Marin said...

I'm not sure that it has always been around, as the late 60's/early 70's are actually pretty recent. I just figured that that's when it started and now it's being taken to its insane conclusion.

What I mean by detail-oriented is things like botox, teeth whiteners, medicine to grow your eyelashes. It's the fact that nowadays these products exist and work and are affordable for the middle class, so now we're all expected to use them. This why I probably would not date an American. I am just too lazy.

I wonder if you don't find the female ideal in period pieces because they've just gotten more accurate at making them.

vicmarcam said...

It is nearly impossible to find the female ideal in a period piece until about 10 years later.

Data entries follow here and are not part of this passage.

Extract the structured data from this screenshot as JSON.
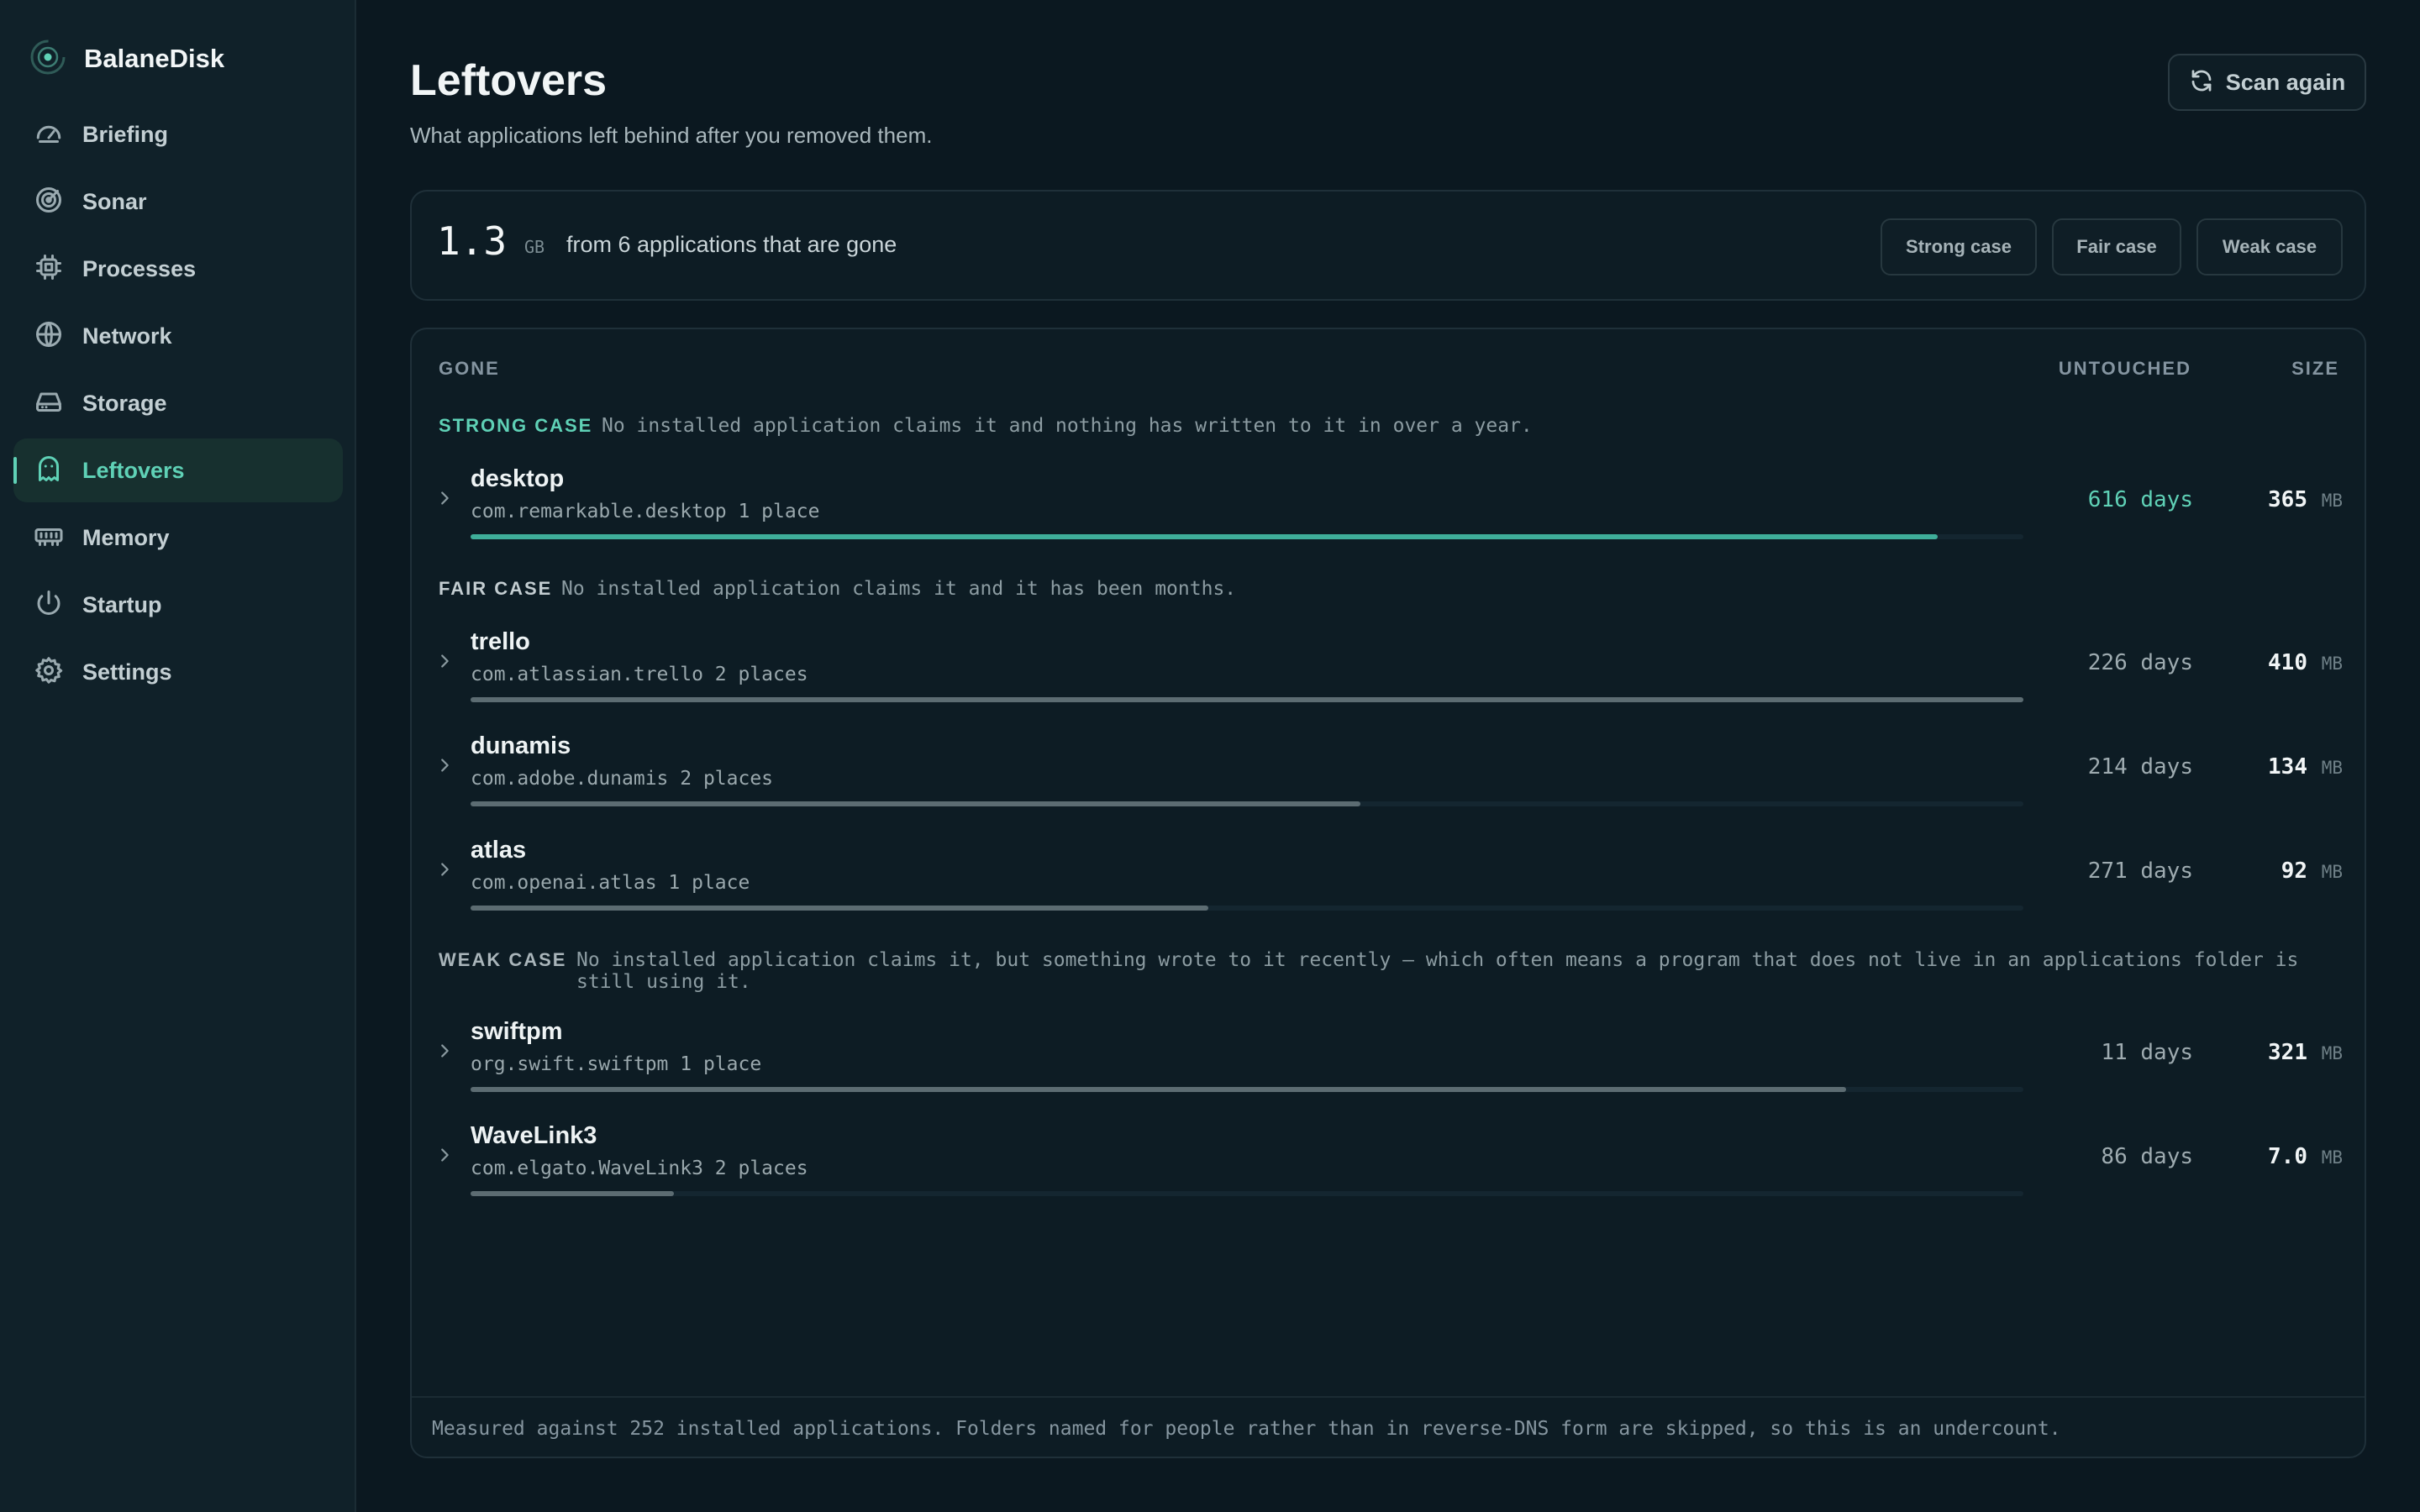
{
  "app": {
    "name": "BalaneDisk"
  },
  "sidebar": {
    "items": [
      {
        "label": "Briefing",
        "icon": "gauge-icon"
      },
      {
        "label": "Sonar",
        "icon": "radar-icon"
      },
      {
        "label": "Processes",
        "icon": "cpu-icon"
      },
      {
        "label": "Network",
        "icon": "globe-icon"
      },
      {
        "label": "Storage",
        "icon": "drive-icon"
      },
      {
        "label": "Leftovers",
        "icon": "ghost-icon",
        "active": true
      },
      {
        "label": "Memory",
        "icon": "memory-icon"
      },
      {
        "label": "Startup",
        "icon": "power-icon"
      },
      {
        "label": "Settings",
        "icon": "gear-icon"
      }
    ]
  },
  "header": {
    "title": "Leftovers",
    "subtitle": "What applications left behind after you removed them.",
    "scan_label": "Scan again"
  },
  "summary": {
    "amount": "1.3",
    "unit": "GB",
    "description": "from 6 applications that are gone",
    "filters": [
      "Strong case",
      "Fair case",
      "Weak case"
    ]
  },
  "table": {
    "columns": {
      "gone": "GONE",
      "untouched": "UNTOUCHED",
      "size": "SIZE"
    },
    "groups": [
      {
        "title": "STRONG CASE",
        "description": "No installed application claims it and nothing has written to it in over a year.",
        "color": "#5fd1b6",
        "rows": [
          {
            "name": "desktop",
            "bundle": "com.remarkable.desktop 1 place",
            "days": "616 days",
            "size": "365",
            "unit": "MB",
            "bar_fraction": 0.945,
            "highlight": true
          }
        ]
      },
      {
        "title": "FAIR CASE",
        "description": "No installed application claims it and it has been months.",
        "color": "#c3cdd1",
        "rows": [
          {
            "name": "trello",
            "bundle": "com.atlassian.trello 2 places",
            "days": "226 days",
            "size": "410",
            "unit": "MB",
            "bar_fraction": 1.0
          },
          {
            "name": "dunamis",
            "bundle": "com.adobe.dunamis 2 places",
            "days": "214 days",
            "size": "134",
            "unit": "MB",
            "bar_fraction": 0.573
          },
          {
            "name": "atlas",
            "bundle": "com.openai.atlas 1 place",
            "days": "271 days",
            "size": "92",
            "unit": "MB",
            "bar_fraction": 0.475
          }
        ]
      },
      {
        "title": "WEAK CASE",
        "description": "No installed application claims it, but something wrote to it recently — which often means a program that does not live in an applications folder is still using it.",
        "color": "#a9b5ba",
        "rows": [
          {
            "name": "swiftpm",
            "bundle": "org.swift.swiftpm 1 place",
            "days": "11 days",
            "size": "321",
            "unit": "MB",
            "bar_fraction": 0.886
          },
          {
            "name": "WaveLink3",
            "bundle": "com.elgato.WaveLink3 2 places",
            "days": "86 days",
            "size": "7.0",
            "unit": "MB",
            "bar_fraction": 0.131
          }
        ]
      }
    ],
    "footnote": "Measured against 252 installed applications. Folders named for people rather than in reverse-DNS form are skipped, so this is an undercount."
  }
}
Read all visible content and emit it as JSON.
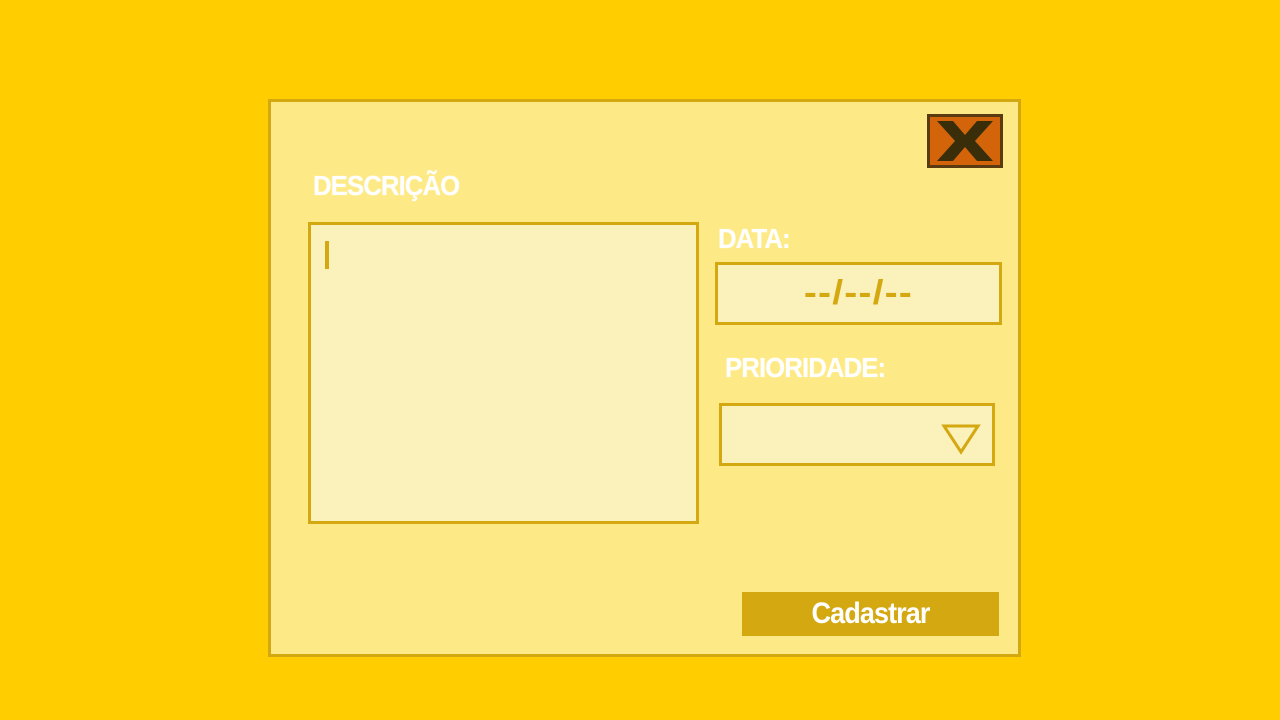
{
  "form": {
    "description_label": "DESCRIÇÃO",
    "description_value": "",
    "date_label": "DATA:",
    "date_mask": "--/--/--",
    "priority_label": "PRIORIDADE:",
    "priority_value": "",
    "submit_label": "Cadastrar"
  },
  "icons": {
    "close": "close-x-icon",
    "dropdown": "triangle-down-icon"
  },
  "colors": {
    "background": "#FFCD00",
    "dialog": "#FDEA86",
    "field": "#FBF1BA",
    "border": "#D4A810",
    "close_button": "#D4640A",
    "close_icon": "#3A2E0A",
    "label_text": "#FFFFFF"
  }
}
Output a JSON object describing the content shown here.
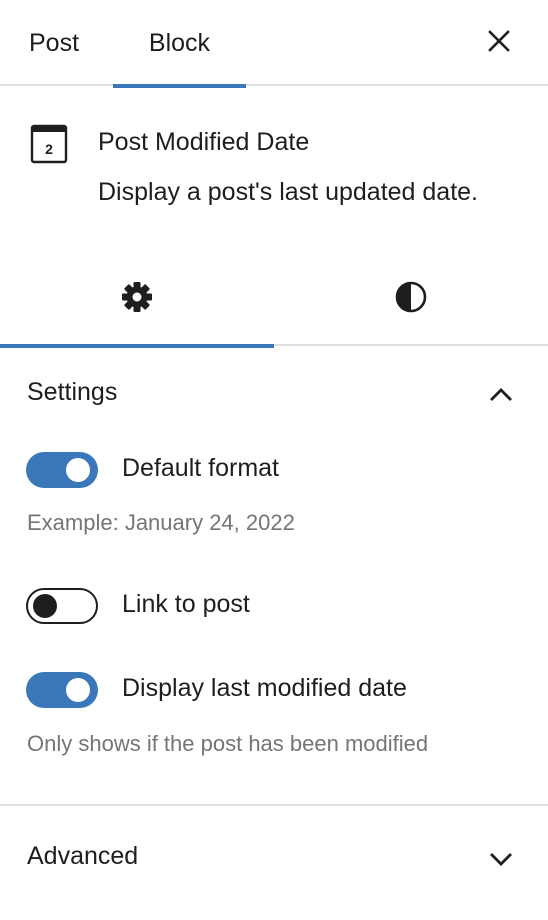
{
  "tabs": {
    "post_label": "Post",
    "block_label": "Block",
    "active": "Block"
  },
  "icons": {
    "close": "close-icon",
    "block": "calendar-icon",
    "settings": "gear-icon",
    "styles": "contrast-icon"
  },
  "block": {
    "icon_number": "2",
    "title": "Post Modified Date",
    "description": "Display a post's last updated date."
  },
  "settings_panel": {
    "title": "Settings",
    "expanded": true,
    "toggles": [
      {
        "label": "Default format",
        "checked": true,
        "help": "Example: January 24, 2022"
      },
      {
        "label": "Link to post",
        "checked": false,
        "help": ""
      },
      {
        "label": "Display last modified date",
        "checked": true,
        "help": "Only shows if the post has been modified"
      }
    ]
  },
  "advanced_panel": {
    "title": "Advanced",
    "expanded": false
  },
  "colors": {
    "accent": "#3a78b9",
    "text": "#1e1e1e",
    "muted": "#757575",
    "divider": "#e0e0e0"
  }
}
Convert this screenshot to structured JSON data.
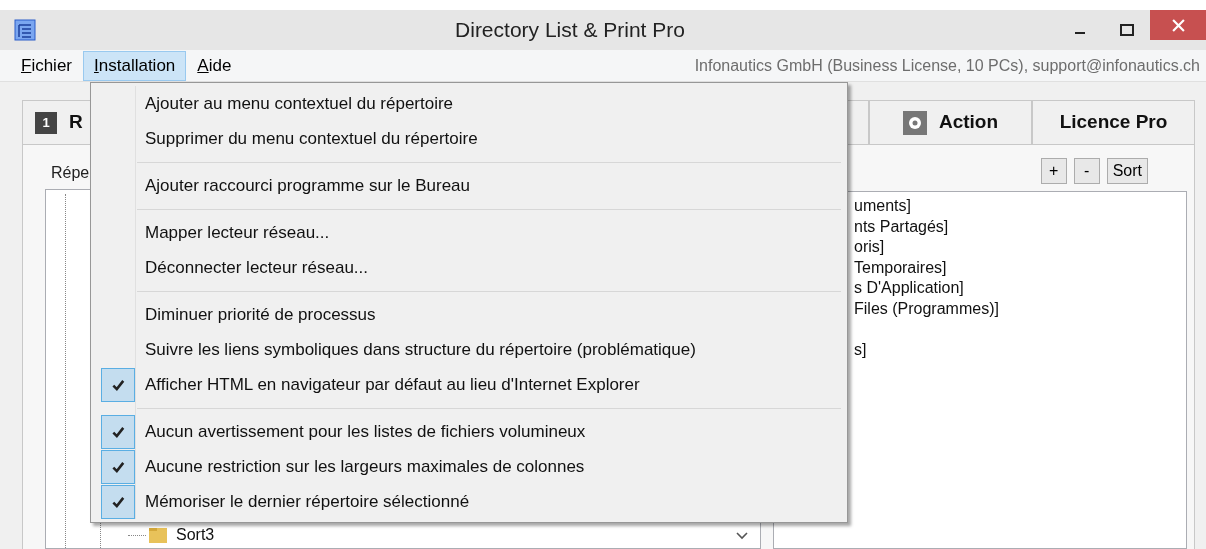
{
  "window": {
    "title": "Directory List & Print Pro"
  },
  "menubar": {
    "items": [
      {
        "label": "Fichier",
        "selected": false
      },
      {
        "label": "Installation",
        "selected": true
      },
      {
        "label": "Aide",
        "selected": false
      }
    ],
    "info": "Infonautics GmbH (Business License, 10 PCs), support@infonautics.ch"
  },
  "tabs": [
    {
      "number": "1",
      "label": "R",
      "kind": "numbered"
    },
    {
      "kind": "plain"
    },
    {
      "label": "Action",
      "kind": "gear"
    },
    {
      "label": "Licence Pro",
      "kind": "plain"
    }
  ],
  "left_panel": {
    "label": "Répe",
    "tree_items": [
      {
        "label": "Sort3"
      }
    ]
  },
  "right_panel": {
    "buttons": [
      "+",
      "-",
      "Sort"
    ],
    "list_items": [
      {
        "label": "uments]"
      },
      {
        "label": "nts Partagés]"
      },
      {
        "label": "oris]"
      },
      {
        "label": "Temporaires]"
      },
      {
        "label": "s D'Application]"
      },
      {
        "label": "Files (Programmes)]"
      },
      {
        "label": "s]",
        "blank_before": true
      }
    ]
  },
  "menu": {
    "items": [
      {
        "kind": "item",
        "label": "Ajouter au menu contextuel du répertoire",
        "checked": false
      },
      {
        "kind": "item",
        "label": "Supprimer du menu contextuel du répertoire",
        "checked": false
      },
      {
        "kind": "separator"
      },
      {
        "kind": "item",
        "label": "Ajouter raccourci programme sur le Bureau",
        "checked": false
      },
      {
        "kind": "separator"
      },
      {
        "kind": "item",
        "label": "Mapper lecteur réseau...",
        "checked": false
      },
      {
        "kind": "item",
        "label": "Déconnecter lecteur réseau...",
        "checked": false
      },
      {
        "kind": "separator"
      },
      {
        "kind": "item",
        "label": "Diminuer priorité de processus",
        "checked": false
      },
      {
        "kind": "item",
        "label": "Suivre les liens symboliques dans structure du répertoire (problématique)",
        "checked": false
      },
      {
        "kind": "item",
        "label": "Afficher HTML en navigateur par défaut au lieu d'Internet Explorer",
        "checked": true
      },
      {
        "kind": "separator"
      },
      {
        "kind": "item",
        "label": "Aucun avertissement pour les listes de fichiers volumineux",
        "checked": true
      },
      {
        "kind": "item",
        "label": "Aucune restriction sur les largeurs maximales de colonnes",
        "checked": true
      },
      {
        "kind": "item",
        "label": "Mémoriser le dernier répertoire sélectionné",
        "checked": true
      }
    ]
  }
}
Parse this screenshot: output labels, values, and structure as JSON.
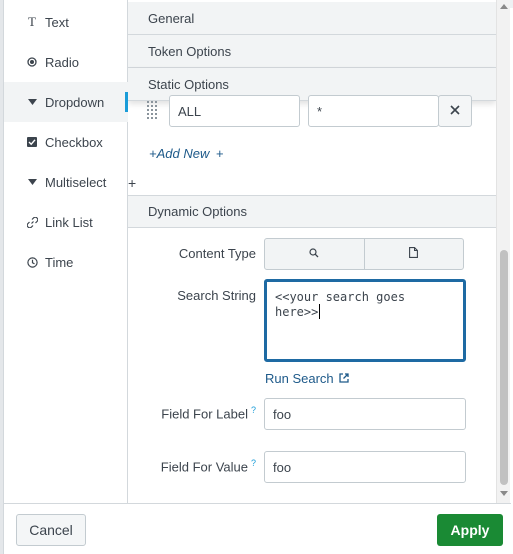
{
  "input_types": [
    {
      "label": "Text",
      "icon": "text-icon"
    },
    {
      "label": "Radio",
      "icon": "radio-icon"
    },
    {
      "label": "Dropdown",
      "icon": "dropdown-caret-icon",
      "selected": true
    },
    {
      "label": "Checkbox",
      "icon": "checkbox-icon"
    },
    {
      "label": "Multiselect",
      "icon": "multiselect-caret-icon"
    },
    {
      "label": "Link List",
      "icon": "link-icon"
    },
    {
      "label": "Time",
      "icon": "clock-icon"
    }
  ],
  "sections": {
    "general": "General",
    "token_options": "Token Options",
    "static_options": "Static Options",
    "dynamic_options": "Dynamic Options"
  },
  "static_option_row": {
    "label_value": "ALL",
    "value_value": "*"
  },
  "add_new_label": "+Add New",
  "dynamic": {
    "content_type_label": "Content Type",
    "search_string_label": "Search String",
    "search_string_value": "<<your search goes here>>",
    "run_search_label": "Run Search",
    "field_for_label_label": "Field For Label",
    "field_for_label_value": "foo",
    "field_for_value_label": "Field For Value",
    "field_for_value_value": "foo",
    "help_mark": "?"
  },
  "footer": {
    "cancel_label": "Cancel",
    "apply_label": "Apply"
  },
  "colors": {
    "accent": "#1a9cd8",
    "apply_green": "#1a8a34",
    "link_blue": "#1e5a8a",
    "focus_border": "#1e6aa3"
  }
}
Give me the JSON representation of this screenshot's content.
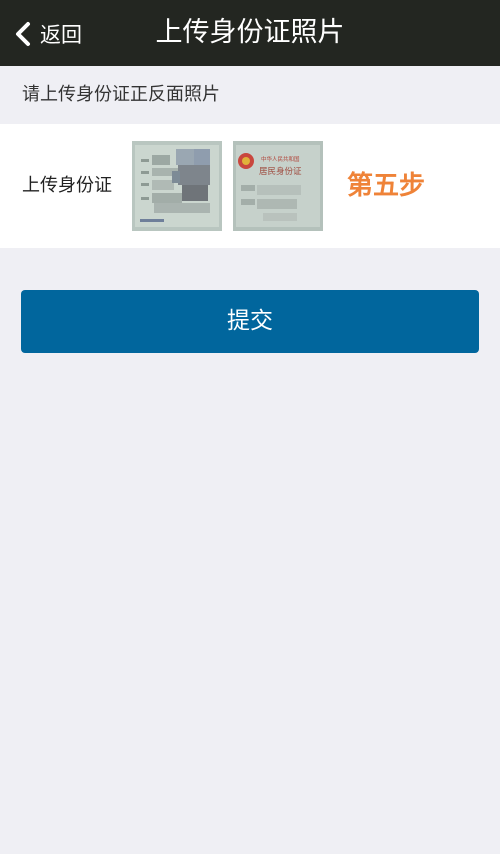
{
  "nav": {
    "back_label": "返回",
    "title": "上传身份证照片"
  },
  "instruction": "请上传身份证正反面照片",
  "upload": {
    "label": "上传身份证",
    "front_card_icon": "id-card-front-thumbnail",
    "back_card_icon": "id-card-back-thumbnail",
    "back_card_heading_1": "中华人民共和国",
    "back_card_heading_2": "居民身份证",
    "step_label": "第五步"
  },
  "submit_label": "提交",
  "colors": {
    "nav_background": "#232621",
    "page_background": "#efeff4",
    "step_accent": "#ef8338",
    "submit_background": "#01669d"
  }
}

For example, the other night, I surfed past Butch Cassidy and the Sundance Kid from the late 60's. At the time, it looked like it took place 100 years in the past in the wild west, but if you watch it now, you see that the make-up and hair styles and even the cut of the clothes, not to mention the choice of actors (poor Katherine Ross was so much the 60's ideal that her stellar career pretty much hit a dead end when styles changed a few years later) is very much of the 1960's. A period piece made today, no matter how meticulous, would still have signs of today, but we are so immersed in today that we can't see it yet.

I see your point about detail oriented and it's very interesting. In fact, I wonder if that is what will end up being the telling sign of period pieces from the 2000's. However, in all eras there is the ideal and reality. Of the 300 million of us, I guess there are enough thousands who feel that these details are important, so that profitable businesses can be built around them, but how can you possibly think that it is an expectation? Even many Hollywood actresses are refusing to go along with all that. In fact, I'm starting to notice a new trend--women who defend their decision to age. I guess this was inevitable with the ready availability of all these ways to change yourself, but I can see how it might become tedious in its own way.

As far as getting more accurate at making period pieces--there have always been movies that tried very hard to be realistic, but something usually gives them away (I wonder what will give Mad Men away), and then there's the more interesting case of movies where they choose to not make it look quite of its period on purpose (see part 2 of this entry).